**Work order:**
Copy out exactly the lines beginning with the one that contains "Output a JSON" and ending at the last line of the listing, skipping any pictures.
___
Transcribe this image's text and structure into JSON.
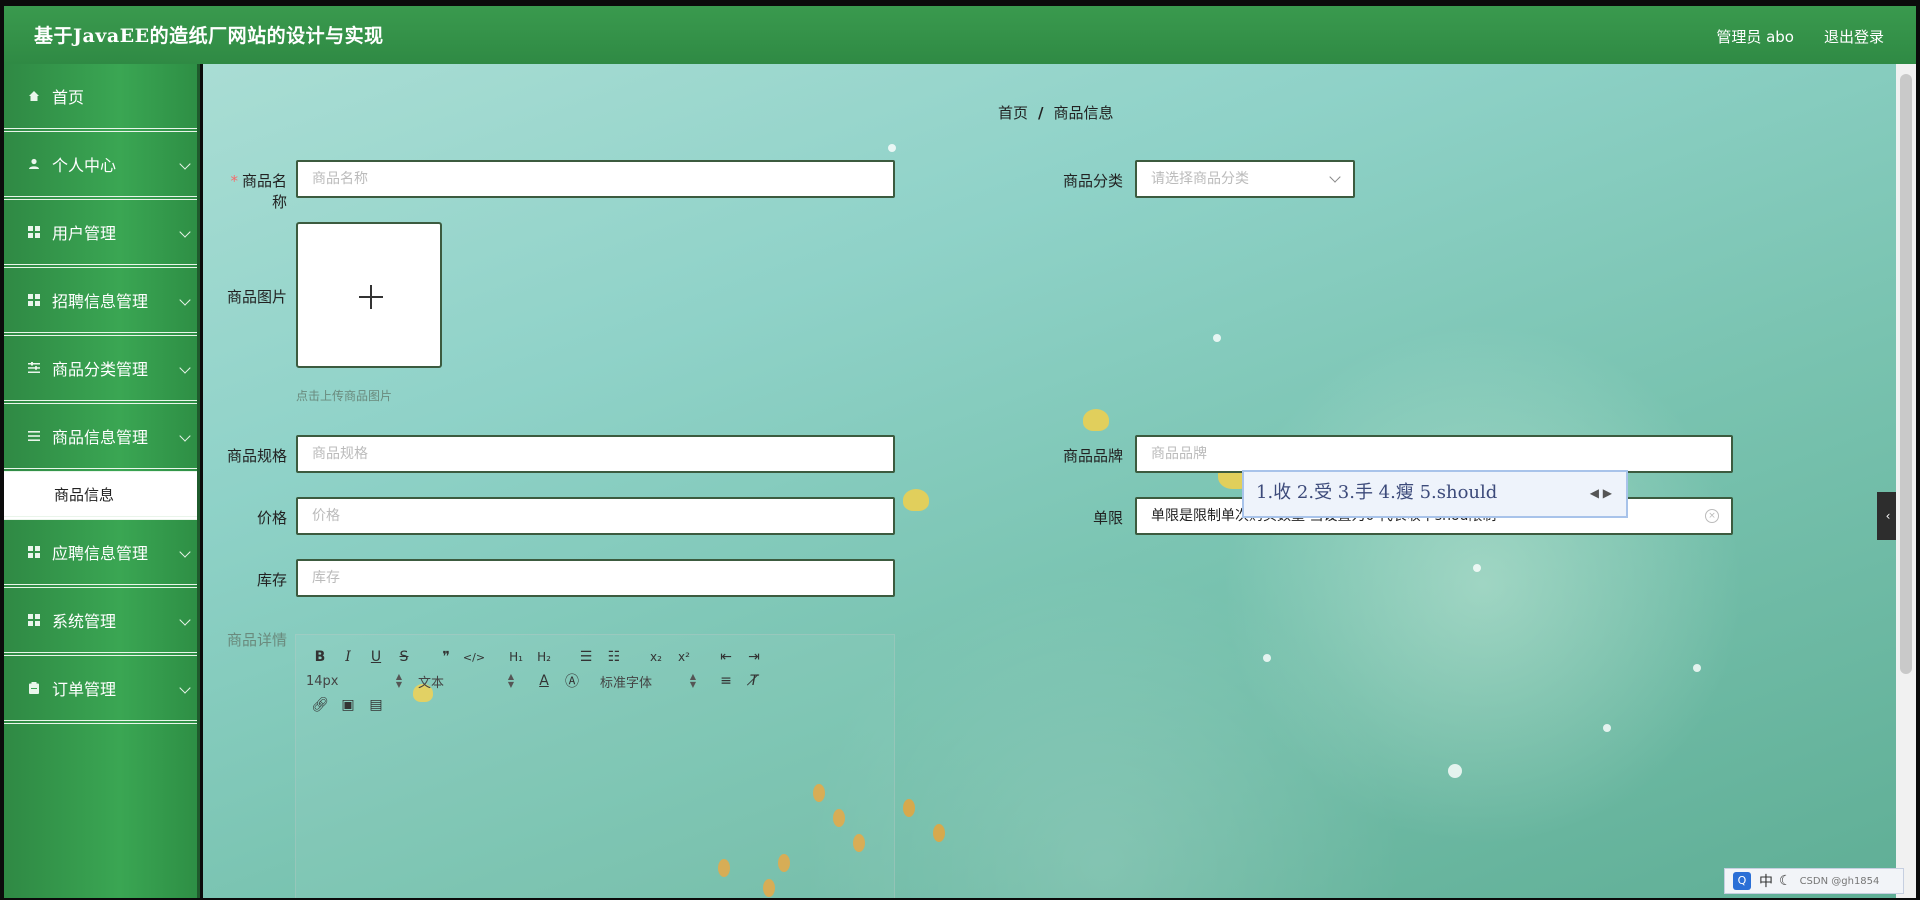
{
  "header": {
    "title": "基于JavaEE的造纸厂网站的设计与实现",
    "admin": "管理员 abo",
    "logout": "退出登录"
  },
  "sidebar": {
    "items": [
      {
        "label": "首页",
        "icon": "home-icon",
        "expandable": false
      },
      {
        "label": "个人中心",
        "icon": "user-icon",
        "expandable": true
      },
      {
        "label": "用户管理",
        "icon": "grid-icon",
        "expandable": true
      },
      {
        "label": "招聘信息管理",
        "icon": "grid-icon",
        "expandable": true
      },
      {
        "label": "商品分类管理",
        "icon": "sliders-icon",
        "expandable": true
      },
      {
        "label": "商品信息管理",
        "icon": "list-icon",
        "expandable": true
      },
      {
        "label": "应聘信息管理",
        "icon": "grid-icon",
        "expandable": true
      },
      {
        "label": "系统管理",
        "icon": "grid-icon",
        "expandable": true
      },
      {
        "label": "订单管理",
        "icon": "clipboard-icon",
        "expandable": true
      }
    ],
    "submenu": {
      "label": "商品信息"
    }
  },
  "breadcrumb": {
    "home": "首页",
    "separator": "/",
    "current": "商品信息"
  },
  "form": {
    "name": {
      "label": "商品名称",
      "placeholder": "商品名称",
      "required": true
    },
    "category": {
      "label": "商品分类",
      "placeholder": "请选择商品分类"
    },
    "image": {
      "label": "商品图片",
      "hint": "点击上传商品图片"
    },
    "spec": {
      "label": "商品规格",
      "placeholder": "商品规格"
    },
    "brand": {
      "label": "商品品牌",
      "placeholder": "商品品牌"
    },
    "price": {
      "label": "价格",
      "placeholder": "价格"
    },
    "limit": {
      "label": "单限",
      "value": "单限是限制单次购买数量 当设置为0 代表收不shou限制"
    },
    "stock": {
      "label": "库存",
      "placeholder": "库存"
    },
    "detail": {
      "label": "商品详情"
    }
  },
  "editor": {
    "font_size": "14px",
    "text_style": "文本",
    "font_family": "标准字体"
  },
  "ime": {
    "candidates": "1.收  2.受  3.手  4.瘦  5.should"
  },
  "tray": {
    "lang": "中",
    "watermark": "CSDN @gh1854"
  },
  "colors": {
    "header": "#2f8a44",
    "sidebar": "#3aa653",
    "input_border": "#3c5b3f",
    "required": "#f56c6c"
  }
}
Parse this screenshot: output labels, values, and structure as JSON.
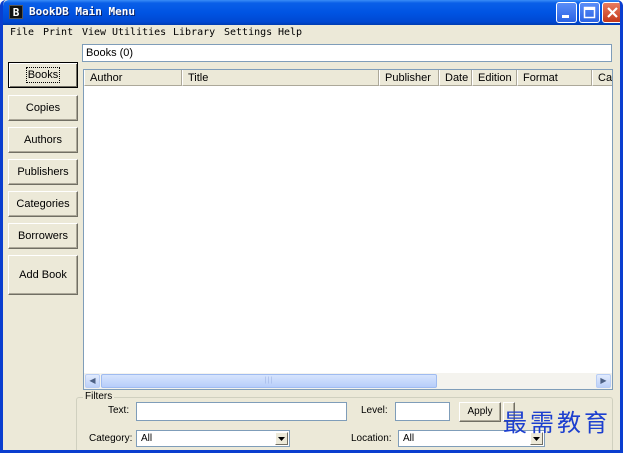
{
  "window": {
    "title": "BookDB Main Menu",
    "icon_letter": "B"
  },
  "menu": [
    "File",
    "Print",
    "View",
    "Utilities",
    "Library",
    "Settings",
    "Help"
  ],
  "header": {
    "text": "Books (0)"
  },
  "nav": {
    "books": "Books",
    "copies": "Copies",
    "authors": "Authors",
    "publishers": "Publishers",
    "categories": "Categories",
    "borrowers": "Borrowers",
    "add_book": "Add Book"
  },
  "grid": {
    "columns": [
      "Author",
      "Title",
      "Publisher",
      "Date",
      "Edition",
      "Format",
      "Call"
    ],
    "rows": []
  },
  "filters": {
    "legend": "Filters",
    "text_label": "Text:",
    "text_value": "",
    "level_label": "Level:",
    "level_value": "",
    "apply_label": "Apply",
    "category_label": "Category:",
    "category_value": "All",
    "location_label": "Location:",
    "location_value": "All"
  },
  "watermark": "最需教育",
  "colors": {
    "titlebar": "#0054e3",
    "face": "#ece9d8",
    "watermark": "#1c3fcf"
  }
}
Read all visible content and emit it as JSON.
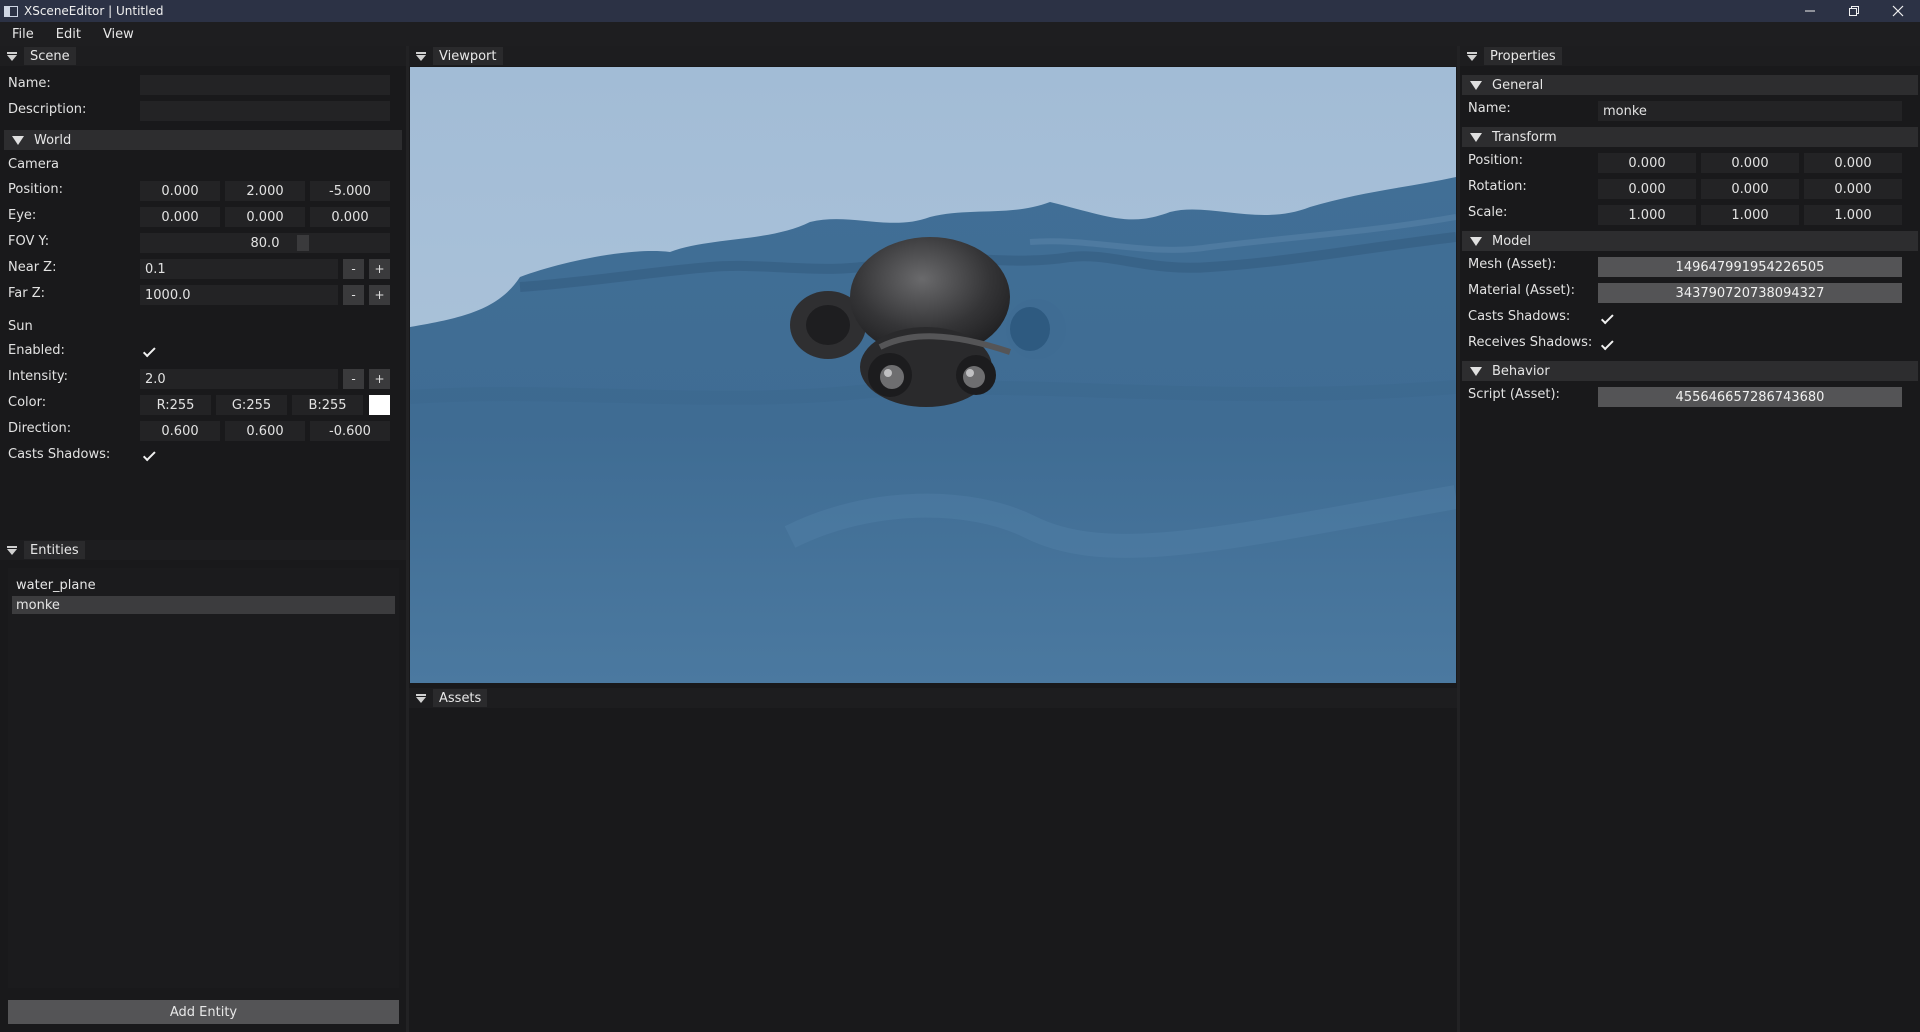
{
  "window": {
    "title": "XSceneEditor | Untitled"
  },
  "menu": [
    "File",
    "Edit",
    "View"
  ],
  "scene_panel": {
    "tab": "Scene",
    "name_label": "Name:",
    "name_value": "",
    "description_label": "Description:",
    "description_value": "",
    "world_section": "World",
    "camera_heading": "Camera",
    "position_label": "Position:",
    "position": [
      "0.000",
      "2.000",
      "-5.000"
    ],
    "eye_label": "Eye:",
    "eye": [
      "0.000",
      "0.000",
      "0.000"
    ],
    "fov_label": "FOV Y:",
    "fov_value": "80.0",
    "near_label": "Near Z:",
    "near_value": "0.1",
    "far_label": "Far Z:",
    "far_value": "1000.0",
    "sun_heading": "Sun",
    "enabled_label": "Enabled:",
    "enabled": true,
    "intensity_label": "Intensity:",
    "intensity_value": "2.0",
    "color_label": "Color:",
    "color_r": "R:255",
    "color_g": "G:255",
    "color_b": "B:255",
    "color_swatch": "#ffffff",
    "direction_label": "Direction:",
    "direction": [
      "0.600",
      "0.600",
      "-0.600"
    ],
    "casts_shadows_label": "Casts Shadows:",
    "casts_shadows": true,
    "minus": "-",
    "plus": "+"
  },
  "entities_panel": {
    "tab": "Entities",
    "items": [
      "water_plane",
      "monke"
    ],
    "selected": "monke",
    "add_button": "Add Entity"
  },
  "viewport_panel": {
    "tab": "Viewport"
  },
  "assets_panel": {
    "tab": "Assets"
  },
  "properties_panel": {
    "tab": "Properties",
    "general_section": "General",
    "name_label": "Name:",
    "name_value": "monke",
    "transform_section": "Transform",
    "position_label": "Position:",
    "position": [
      "0.000",
      "0.000",
      "0.000"
    ],
    "rotation_label": "Rotation:",
    "rotation": [
      "0.000",
      "0.000",
      "0.000"
    ],
    "scale_label": "Scale:",
    "scale": [
      "1.000",
      "1.000",
      "1.000"
    ],
    "model_section": "Model",
    "mesh_label": "Mesh (Asset):",
    "mesh_value": "14964799195422650​5",
    "material_label": "Material (Asset):",
    "material_value": "343790720738094327",
    "casts_label": "Casts Shadows:",
    "casts": true,
    "receives_label": "Receives Shadows:",
    "receives": true,
    "behavior_section": "Behavior",
    "script_label": "Script (Asset):",
    "script_value": "455646657286743680"
  },
  "colors": {
    "titlebar": "#2c3245",
    "panel_bg": "#19191b",
    "section_bg": "#2d2d2f",
    "field_bg": "#232325",
    "asset_field_bg": "#545456",
    "sky": "#a3bdd6",
    "water": "#3d6a90"
  }
}
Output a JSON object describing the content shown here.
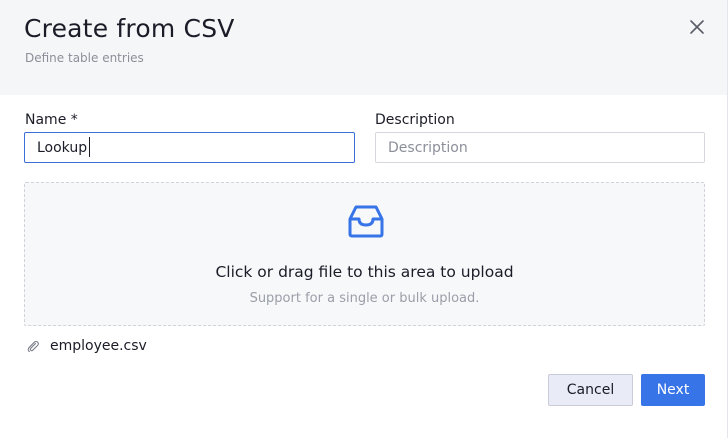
{
  "dialog": {
    "title": "Create from CSV",
    "subtitle": "Define table entries",
    "close_icon": "close-icon"
  },
  "form": {
    "name": {
      "label": "Name *",
      "value": "Lookup",
      "placeholder": ""
    },
    "description": {
      "label": "Description",
      "value": "",
      "placeholder": "Description"
    }
  },
  "upload": {
    "icon": "inbox-icon",
    "icon_color": "#3774e8",
    "text": "Click or drag file to this area to upload",
    "hint": "Support for a single or bulk upload."
  },
  "files": [
    {
      "icon": "paperclip-icon",
      "name": "employee.csv"
    }
  ],
  "footer": {
    "cancel_label": "Cancel",
    "next_label": "Next",
    "primary_color": "#3774e8"
  }
}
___
**Task answer:**
Output a JSON object describing the content shown here.
{
  "dialog": {
    "title": "Create from CSV",
    "subtitle": "Define table entries",
    "close_icon": "close-icon"
  },
  "form": {
    "name": {
      "label": "Name *",
      "value": "Lookup",
      "placeholder": ""
    },
    "description": {
      "label": "Description",
      "value": "",
      "placeholder": "Description"
    }
  },
  "upload": {
    "icon": "inbox-icon",
    "icon_color": "#3774e8",
    "text": "Click or drag file to this area to upload",
    "hint": "Support for a single or bulk upload."
  },
  "files": [
    {
      "icon": "paperclip-icon",
      "name": "employee.csv"
    }
  ],
  "footer": {
    "cancel_label": "Cancel",
    "next_label": "Next",
    "primary_color": "#3774e8"
  }
}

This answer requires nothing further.